Daily-5 Game for Elementary Students
It makes therapeutic fun of handwriting, place value, money, letter/number/coin identification, and visual-spatial mental manipulation.
(1) Make a pretty chart for the fridge.
- Create a row for each:
- - playing with finger paint (drawing, penmanship practice)
- - playing with base 10 blocks (numeration / blind imagining)
- - money play (count by: 1, 5, 10, 25, 20, 50, 100;
- adding, making change, discounts, place value, decimals, fractions)
- - bag of surprises (reach in a bag and identify numbers / letters / coins by feel
- = use plastic / foam / wood numbers and letters, and real
- coins: (dollar, 50-cent-piece, quarters, dime, nickel, penny)
- -Tangrams: puzzle game (Tangoes) - use the shapes to make a target picture.
(2) Do each of these therapeutic exercises every day.
(3) Have the child make the daily markers for each game.
- You need 7 markers for each of the days of the week for each of the games.
- Glue magnets onto the backs of the markers that represent each game. (Hot glue w/ care!)
- Marker suggestions:
- + finger painting: rubber finger erasers
- + base 10 blocks: one blocks, or wooden or foam cubes
- + money: plastic coins or pennies, dimes, nickels
- + bag of surprises: fridge magnet letters or numbers
- + tangrams: tangram pieces
- Keep the magnetic markers in a basket near the fridge,

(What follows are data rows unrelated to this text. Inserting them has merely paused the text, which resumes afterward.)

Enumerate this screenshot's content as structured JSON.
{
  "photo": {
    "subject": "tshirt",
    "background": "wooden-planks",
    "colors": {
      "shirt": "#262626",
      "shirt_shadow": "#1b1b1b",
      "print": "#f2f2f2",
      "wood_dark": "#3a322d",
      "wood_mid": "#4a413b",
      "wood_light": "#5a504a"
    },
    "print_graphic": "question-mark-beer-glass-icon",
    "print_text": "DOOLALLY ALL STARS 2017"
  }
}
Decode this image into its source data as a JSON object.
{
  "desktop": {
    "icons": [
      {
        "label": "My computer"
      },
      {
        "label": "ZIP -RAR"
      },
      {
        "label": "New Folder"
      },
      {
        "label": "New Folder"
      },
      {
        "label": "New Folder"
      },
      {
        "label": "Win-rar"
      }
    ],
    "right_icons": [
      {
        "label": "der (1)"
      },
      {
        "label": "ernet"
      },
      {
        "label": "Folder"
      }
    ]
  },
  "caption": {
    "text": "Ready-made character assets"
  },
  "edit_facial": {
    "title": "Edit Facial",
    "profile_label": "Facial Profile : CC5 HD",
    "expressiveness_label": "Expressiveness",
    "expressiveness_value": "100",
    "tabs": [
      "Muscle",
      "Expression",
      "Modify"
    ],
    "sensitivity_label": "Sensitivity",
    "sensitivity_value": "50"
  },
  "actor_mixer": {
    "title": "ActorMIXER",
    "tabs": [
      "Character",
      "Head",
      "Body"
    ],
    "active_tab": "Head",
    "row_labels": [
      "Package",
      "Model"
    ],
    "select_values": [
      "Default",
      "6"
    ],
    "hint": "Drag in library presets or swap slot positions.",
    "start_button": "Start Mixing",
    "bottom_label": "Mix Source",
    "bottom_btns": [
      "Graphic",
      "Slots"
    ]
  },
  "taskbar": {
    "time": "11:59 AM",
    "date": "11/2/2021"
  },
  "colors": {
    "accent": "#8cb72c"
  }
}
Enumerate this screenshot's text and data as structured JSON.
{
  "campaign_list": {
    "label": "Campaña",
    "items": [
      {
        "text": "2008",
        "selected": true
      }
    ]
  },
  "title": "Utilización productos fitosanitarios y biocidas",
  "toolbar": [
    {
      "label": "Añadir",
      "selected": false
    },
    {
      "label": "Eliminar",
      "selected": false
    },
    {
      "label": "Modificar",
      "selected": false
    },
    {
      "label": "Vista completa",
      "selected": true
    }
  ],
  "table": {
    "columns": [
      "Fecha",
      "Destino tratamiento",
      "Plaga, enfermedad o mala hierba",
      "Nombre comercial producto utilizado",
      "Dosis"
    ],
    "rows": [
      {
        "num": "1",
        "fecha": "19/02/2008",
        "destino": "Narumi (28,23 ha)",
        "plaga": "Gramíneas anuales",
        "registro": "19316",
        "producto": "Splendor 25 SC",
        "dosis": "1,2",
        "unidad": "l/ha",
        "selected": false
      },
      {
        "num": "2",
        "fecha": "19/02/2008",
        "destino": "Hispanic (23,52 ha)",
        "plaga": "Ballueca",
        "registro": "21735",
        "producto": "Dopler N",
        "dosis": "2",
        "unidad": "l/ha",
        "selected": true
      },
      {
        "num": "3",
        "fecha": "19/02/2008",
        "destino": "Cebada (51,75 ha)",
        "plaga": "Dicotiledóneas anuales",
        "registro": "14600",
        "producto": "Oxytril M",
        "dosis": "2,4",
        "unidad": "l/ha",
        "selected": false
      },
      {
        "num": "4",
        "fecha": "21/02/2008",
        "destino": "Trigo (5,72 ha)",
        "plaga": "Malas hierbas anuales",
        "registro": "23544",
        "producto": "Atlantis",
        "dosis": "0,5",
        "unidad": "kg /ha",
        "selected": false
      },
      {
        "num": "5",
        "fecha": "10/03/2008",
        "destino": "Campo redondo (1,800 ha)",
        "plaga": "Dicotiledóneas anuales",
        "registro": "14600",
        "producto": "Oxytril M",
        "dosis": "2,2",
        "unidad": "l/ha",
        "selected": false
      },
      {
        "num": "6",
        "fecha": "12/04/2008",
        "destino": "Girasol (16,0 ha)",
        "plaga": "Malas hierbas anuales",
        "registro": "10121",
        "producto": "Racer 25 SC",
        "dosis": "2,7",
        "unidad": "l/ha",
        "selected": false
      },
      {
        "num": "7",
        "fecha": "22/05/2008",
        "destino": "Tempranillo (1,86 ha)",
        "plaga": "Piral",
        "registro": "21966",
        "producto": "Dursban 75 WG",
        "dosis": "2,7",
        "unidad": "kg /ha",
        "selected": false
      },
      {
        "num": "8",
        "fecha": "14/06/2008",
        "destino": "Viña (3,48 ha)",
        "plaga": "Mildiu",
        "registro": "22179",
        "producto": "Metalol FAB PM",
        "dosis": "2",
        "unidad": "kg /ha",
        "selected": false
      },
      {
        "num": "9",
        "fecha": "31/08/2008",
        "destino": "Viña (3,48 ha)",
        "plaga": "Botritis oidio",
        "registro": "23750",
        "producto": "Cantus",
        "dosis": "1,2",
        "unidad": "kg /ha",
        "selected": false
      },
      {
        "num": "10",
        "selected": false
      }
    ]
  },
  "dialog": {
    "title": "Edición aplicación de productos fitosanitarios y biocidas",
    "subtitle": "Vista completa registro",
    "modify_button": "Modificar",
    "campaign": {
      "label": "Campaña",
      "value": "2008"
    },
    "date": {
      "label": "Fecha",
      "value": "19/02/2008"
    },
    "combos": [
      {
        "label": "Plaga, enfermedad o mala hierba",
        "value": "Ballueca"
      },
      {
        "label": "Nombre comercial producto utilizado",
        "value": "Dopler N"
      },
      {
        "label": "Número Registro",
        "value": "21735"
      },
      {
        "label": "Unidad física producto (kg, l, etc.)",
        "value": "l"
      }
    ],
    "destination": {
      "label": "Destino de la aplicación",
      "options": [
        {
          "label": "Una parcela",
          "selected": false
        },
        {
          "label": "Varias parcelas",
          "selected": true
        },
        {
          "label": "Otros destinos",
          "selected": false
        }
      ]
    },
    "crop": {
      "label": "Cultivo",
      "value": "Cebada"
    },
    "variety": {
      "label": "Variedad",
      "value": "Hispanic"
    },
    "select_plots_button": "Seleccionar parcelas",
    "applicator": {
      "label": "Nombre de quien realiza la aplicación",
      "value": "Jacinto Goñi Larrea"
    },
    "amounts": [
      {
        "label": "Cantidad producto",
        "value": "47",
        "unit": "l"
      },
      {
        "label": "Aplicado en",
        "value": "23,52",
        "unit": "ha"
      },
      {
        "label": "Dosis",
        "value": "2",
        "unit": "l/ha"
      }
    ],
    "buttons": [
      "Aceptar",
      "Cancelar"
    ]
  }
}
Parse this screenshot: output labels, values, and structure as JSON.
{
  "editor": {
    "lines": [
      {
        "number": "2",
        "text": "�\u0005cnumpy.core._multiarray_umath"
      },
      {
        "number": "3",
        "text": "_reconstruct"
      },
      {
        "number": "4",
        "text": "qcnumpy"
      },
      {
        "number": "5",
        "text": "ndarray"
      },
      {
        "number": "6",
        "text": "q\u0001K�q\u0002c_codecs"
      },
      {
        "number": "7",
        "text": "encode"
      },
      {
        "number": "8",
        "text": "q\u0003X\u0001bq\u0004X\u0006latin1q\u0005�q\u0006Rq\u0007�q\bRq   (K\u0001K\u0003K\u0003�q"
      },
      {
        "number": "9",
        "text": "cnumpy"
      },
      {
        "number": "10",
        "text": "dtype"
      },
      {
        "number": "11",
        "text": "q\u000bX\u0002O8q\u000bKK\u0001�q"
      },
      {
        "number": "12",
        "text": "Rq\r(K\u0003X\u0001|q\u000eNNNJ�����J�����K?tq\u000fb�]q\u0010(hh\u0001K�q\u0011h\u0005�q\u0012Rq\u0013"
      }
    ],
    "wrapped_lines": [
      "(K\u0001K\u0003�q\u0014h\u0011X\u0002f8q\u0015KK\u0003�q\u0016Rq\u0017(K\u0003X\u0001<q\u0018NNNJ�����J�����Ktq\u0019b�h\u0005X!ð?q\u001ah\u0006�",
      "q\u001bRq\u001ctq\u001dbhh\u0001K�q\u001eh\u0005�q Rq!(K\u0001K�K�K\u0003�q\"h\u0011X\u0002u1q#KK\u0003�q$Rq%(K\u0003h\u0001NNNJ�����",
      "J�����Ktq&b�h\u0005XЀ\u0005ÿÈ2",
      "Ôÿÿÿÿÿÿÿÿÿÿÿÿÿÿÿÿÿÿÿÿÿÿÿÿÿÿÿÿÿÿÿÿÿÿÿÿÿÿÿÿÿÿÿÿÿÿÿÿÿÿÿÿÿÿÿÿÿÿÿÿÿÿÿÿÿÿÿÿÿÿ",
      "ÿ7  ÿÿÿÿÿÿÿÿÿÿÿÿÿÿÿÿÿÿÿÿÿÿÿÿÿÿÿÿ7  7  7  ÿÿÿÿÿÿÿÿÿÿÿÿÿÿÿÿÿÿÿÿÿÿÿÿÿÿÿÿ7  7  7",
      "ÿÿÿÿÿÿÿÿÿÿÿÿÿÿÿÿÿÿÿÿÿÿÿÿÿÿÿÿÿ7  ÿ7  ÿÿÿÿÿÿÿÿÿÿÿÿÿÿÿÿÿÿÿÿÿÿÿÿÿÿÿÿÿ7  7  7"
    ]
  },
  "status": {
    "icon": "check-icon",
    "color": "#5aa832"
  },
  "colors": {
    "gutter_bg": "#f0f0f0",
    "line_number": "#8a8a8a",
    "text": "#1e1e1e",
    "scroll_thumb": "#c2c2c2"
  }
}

- and let your child put a marker on the chart each day,
- after doing each activity.
Money Teaches Place Value PDF ($Bills to Print, Cut, Play)
- Make a cash register out of a fishing tackle box with movable compartments. Fill it with life-like bills and real coins. Play store, etc. You can probably spare real dollar bills and can use fakes for the rest. Plastic coins are hard to tell apart and don't provide the tactile and visual feedback kids need.
- Count by: While handling pennies, count by ones, setting each set of 10 pennies into a stack. While handling nickels, count by fives, setting each set of 2 into a stack. When handling dimes, count by tens, placing each by itself. When counting by twenties, pick up two dimes at a time and until you count to 100, arranging the sets of two dimes into an array of 5 like on a die: 20-40, 60, 80-100
- Count by 25s, arranging each set of 4 into a stack: 25-50-75-100.
- Count by 50s, arranging each set of 2 into a stack: 50-100.
- Count by 15s, taking a dime and a nickel at first, 15-30-45-60-75-90-105.
- Count by 30s: taking a quarter and a nickel: 30-60-90-120.
- Count by 100s: Use one dollar bills for = 100 cents.
- Count by 1s: Sets of 100 cents = $1. dollar.
- Count by 10s: One ten is equal to ten $1. bills.
- Count by 50s, 100s, 1,000s, 10,000s, 100,000s, 1,000,000s.
- More Money Lessons and Our Math Language Lessons.
- You can use a magnetic white board in place of a refrigerator.
- You can also paint any wall with magnetic paint and it will become magnetic.
- -Coat the magnetic paint with scrubbable flat / semi-gloss / egg shell paint, and you'll have a magnetic chalk board on your wall.
- Days of week across top
- Rows of games
- You can laminate it at school.
- You can create it on the computer and print it in color.
- Watch for great sales on the magnetic white boards at Costco, Sam's Club and Staples around the holidays. You should be able to get a giant wall-size WB with magnets for $35.
- Use one board for playing school and working out homework and one for notes, charts, etc.
- Paint a wall of the basement or bedroom with scrubbable flat paint and use it as a chalk board. There is also chalkboard paint, but it is about $12 for a quart. Regular paint works the same, and you can paint a whole wall or room, make a different color border, make it look like a chalkboard, etc.
- Use regular color chalk. It cleans up nicely and provides more tactile feedback than a whiteboard.
Magnetic Math Base 10 Blocks:
- You can also affix magnets to a set of base ten blocks and your student can work with those on the magnetic board. There is also magnetic paint, that can make your wall a big magnet! (See Walmart, Home Depot, hardware stores.)
- (h) It is more fun to stand up and work. Sitting introduces a form of static confusion for some kids that interferes with their best processing. They need to stand and move as much as possible and to talk through what they are doing.